Secure  (NatureServe)[1]
Scientific classification Edit this classification
Kingdom: Plantae
Clade: Tracheophytes
Clade: Angiosperms
Clade: Eudicots
Clade: Rosids
Order: Sapindales
Family: Anacardiaceae
Genus: Toxicodendron
T. pubescens
Binomial name
Toxicodendron pubescens
  • Rhus pubescens (Mill.) Farw.
  • Rhus toxicodendron L.

Toxicodendron pubescens (syn. Rhus pubescens), commonly known as Atlantic poison oak,[2] or eastern poison oak, is an upright shrub that can grow to 1 metre (3 feet) tall. Its leaves are 15 centimetres (6 inches) long, alternate, with three leaflets on each. The leaflets are usually hairy and are variable in size and shape, but most often resemble white oak leaves; they usually turn yellow or orange in autumn. The fruit is small, round, and yellowish or greenish.
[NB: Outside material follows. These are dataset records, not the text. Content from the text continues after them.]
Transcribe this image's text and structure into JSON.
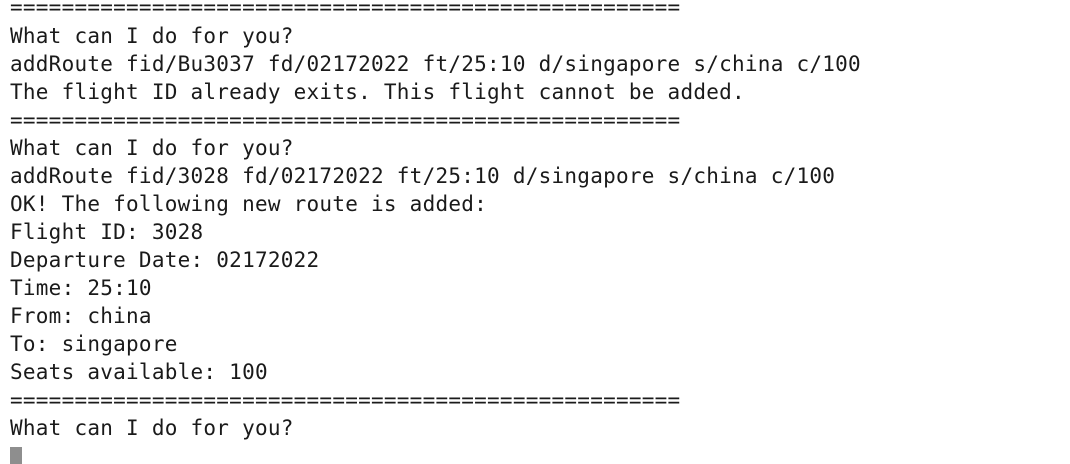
{
  "terminal": {
    "lines": [
      {
        "kind": "separator",
        "text": "===================================================="
      },
      {
        "kind": "prompt",
        "text": "What can I do for you?"
      },
      {
        "kind": "command",
        "text": "addRoute fid/Bu3037 fd/02172022 ft/25:10 d/singapore s/china c/100"
      },
      {
        "kind": "output",
        "text": "The flight ID already exits. This flight cannot be added."
      },
      {
        "kind": "separator",
        "text": "===================================================="
      },
      {
        "kind": "prompt",
        "text": "What can I do for you?"
      },
      {
        "kind": "command",
        "text": "addRoute fid/3028 fd/02172022 ft/25:10 d/singapore s/china c/100"
      },
      {
        "kind": "output",
        "text": "OK! The following new route is added:"
      },
      {
        "kind": "output",
        "text": "Flight ID: 3028"
      },
      {
        "kind": "output",
        "text": "Departure Date: 02172022"
      },
      {
        "kind": "output",
        "text": "Time: 25:10"
      },
      {
        "kind": "output",
        "text": "From: china"
      },
      {
        "kind": "output",
        "text": "To: singapore"
      },
      {
        "kind": "output",
        "text": "Seats available: 100"
      },
      {
        "kind": "separator",
        "text": "===================================================="
      },
      {
        "kind": "prompt",
        "text": "What can I do for you?"
      }
    ],
    "cursor_color": "#8e8e8e",
    "text_color": "#1a1a1a",
    "background_color": "#ffffff"
  }
}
It is not closely related to the true oaks in the beech family, instead being more closely related to sumacs. It is closely related to the other plants in the Toxicodendron genus, including poison ivy, poison sumac, and the lacquer tree.

Distribution and habitat[edit]

This species is native to the Southeastern United States from Virginia[3] westward to Texas and Oklahoma.

Atlantic poison oak can be found growing in forests, thickets, and dry, sandy fields.


All parts of this plant contain urushiol, which can cause severe dermatitis in sensitive individuals. The risk of exposure may be reduced by learning to recognize and avoid this species and wearing clothing that covers the legs and arms. Contaminated clothing should be laundered before subsequent handling or use.

Effects of poison oak are similar to those of its close relative poison ivy. It first causes severe itching, evolves into inflammation, non-colored bumps, and then blistering when scratched.

See also[edit]


  1. ^ NatureServe (30 June 2023). "Toxicodendron pubescens". NatureServe Network Biodiversity Location Data accessed through NatureServe Explorer. Arlington, Virginia: NatureServe. Retrieved 3 August 2023.
  2. ^ USDA, NRCS (n.d.). "Toxicodendron pubescens". The PLANTS Database ( Greensboro, North Carolina: National Plant Data Team. Retrieved 11 December 2015.
  3. ^ Digital Atlas of the Virginia Flora: Toxicodendron pubescens. Archived 2011-07-19 at the Wayback Machine

External links[edit]